Well-kept records help farmers plan for the long term, but how long should farmers keep records? Some records should be kept for three years, some four and others permanently, said Arlanda Jacobs, Extension associate with the Small Farm Program at the University of Arkansas at Pine Bluff.

Keep all records of income or deductible expenses for three years after the filing date for income tax purposes. The Internal Revenue Service has a three-year statute of limitations on auditing a return. However, keeping records for longer periods of time can provide historical data that can help in analyzing business profitability, suggested Jacobs.

Farmers who filed a Schedule J (Form 1040), Farm Income Averaging, may have to prove taxable income for four base years. On the other hand, if you failed to report more than 25 percent of your gross income, the government has six years to collect the tax or start legal proceedings.

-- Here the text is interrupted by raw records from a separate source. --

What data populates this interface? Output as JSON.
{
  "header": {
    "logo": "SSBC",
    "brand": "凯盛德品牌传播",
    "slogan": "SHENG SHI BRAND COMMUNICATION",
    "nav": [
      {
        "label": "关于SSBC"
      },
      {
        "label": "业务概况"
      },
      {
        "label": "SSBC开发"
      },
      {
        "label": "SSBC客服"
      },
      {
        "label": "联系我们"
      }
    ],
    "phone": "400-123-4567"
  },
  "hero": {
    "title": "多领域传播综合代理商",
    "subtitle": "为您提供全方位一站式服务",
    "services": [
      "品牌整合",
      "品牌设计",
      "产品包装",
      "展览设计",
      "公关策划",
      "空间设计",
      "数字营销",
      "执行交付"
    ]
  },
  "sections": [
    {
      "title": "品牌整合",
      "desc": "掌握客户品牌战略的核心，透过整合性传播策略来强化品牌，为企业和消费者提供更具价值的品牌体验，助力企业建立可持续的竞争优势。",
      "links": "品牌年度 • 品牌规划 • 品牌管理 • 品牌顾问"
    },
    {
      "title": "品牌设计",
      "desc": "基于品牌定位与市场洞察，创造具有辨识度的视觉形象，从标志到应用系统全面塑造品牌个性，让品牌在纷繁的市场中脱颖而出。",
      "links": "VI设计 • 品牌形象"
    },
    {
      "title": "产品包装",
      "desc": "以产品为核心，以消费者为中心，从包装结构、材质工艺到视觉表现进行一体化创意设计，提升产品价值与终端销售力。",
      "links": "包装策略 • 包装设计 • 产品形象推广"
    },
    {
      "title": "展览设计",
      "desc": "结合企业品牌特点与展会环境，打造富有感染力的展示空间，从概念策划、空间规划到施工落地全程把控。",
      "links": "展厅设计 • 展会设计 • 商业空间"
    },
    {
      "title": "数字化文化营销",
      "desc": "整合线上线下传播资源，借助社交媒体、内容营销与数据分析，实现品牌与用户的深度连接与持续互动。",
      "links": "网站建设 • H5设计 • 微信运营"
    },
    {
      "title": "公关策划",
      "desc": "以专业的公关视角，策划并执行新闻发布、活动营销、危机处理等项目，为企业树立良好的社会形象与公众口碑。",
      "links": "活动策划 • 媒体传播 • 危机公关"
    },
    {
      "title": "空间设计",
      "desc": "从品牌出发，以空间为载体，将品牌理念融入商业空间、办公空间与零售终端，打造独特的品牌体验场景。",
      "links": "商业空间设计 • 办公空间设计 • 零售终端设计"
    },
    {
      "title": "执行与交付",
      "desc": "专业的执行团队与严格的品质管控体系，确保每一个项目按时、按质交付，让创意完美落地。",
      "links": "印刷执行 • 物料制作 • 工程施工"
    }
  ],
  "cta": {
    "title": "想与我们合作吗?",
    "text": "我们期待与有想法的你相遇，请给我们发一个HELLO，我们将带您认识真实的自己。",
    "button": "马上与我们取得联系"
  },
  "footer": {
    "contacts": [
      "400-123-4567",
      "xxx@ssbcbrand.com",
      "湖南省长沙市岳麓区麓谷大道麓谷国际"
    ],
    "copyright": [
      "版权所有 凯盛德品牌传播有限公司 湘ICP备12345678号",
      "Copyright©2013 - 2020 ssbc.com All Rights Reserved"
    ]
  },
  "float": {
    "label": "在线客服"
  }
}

Failing to file a return or filing a fraudulent return eliminates any statute of limitations for an audit by the IRS, warned Jacobs.

Those employing anyone in their businesses must keep all employment records for at least four years after the employment taxes are due or paid, whichever is later. Keep records that show sales and purchase agreements for capital items, such as land, building and equipment permanently, advised Jacobs.

Keep a copy of all filed tax returns. If you need a copy of a filed tax return, submit Form 4506 along with a check for $57 to the IRS Center where you filed the return.

The Farm Service Agency (FSA) publishes a 78-page recordkeeping publication “Farm Business Record Book,” which contains worksheets needed to complete an analysis of farm business operations and forms for direct loans. The book is free at your local FSA office. For help with recordkeeping, contact your area Extension associate or county Extension agent.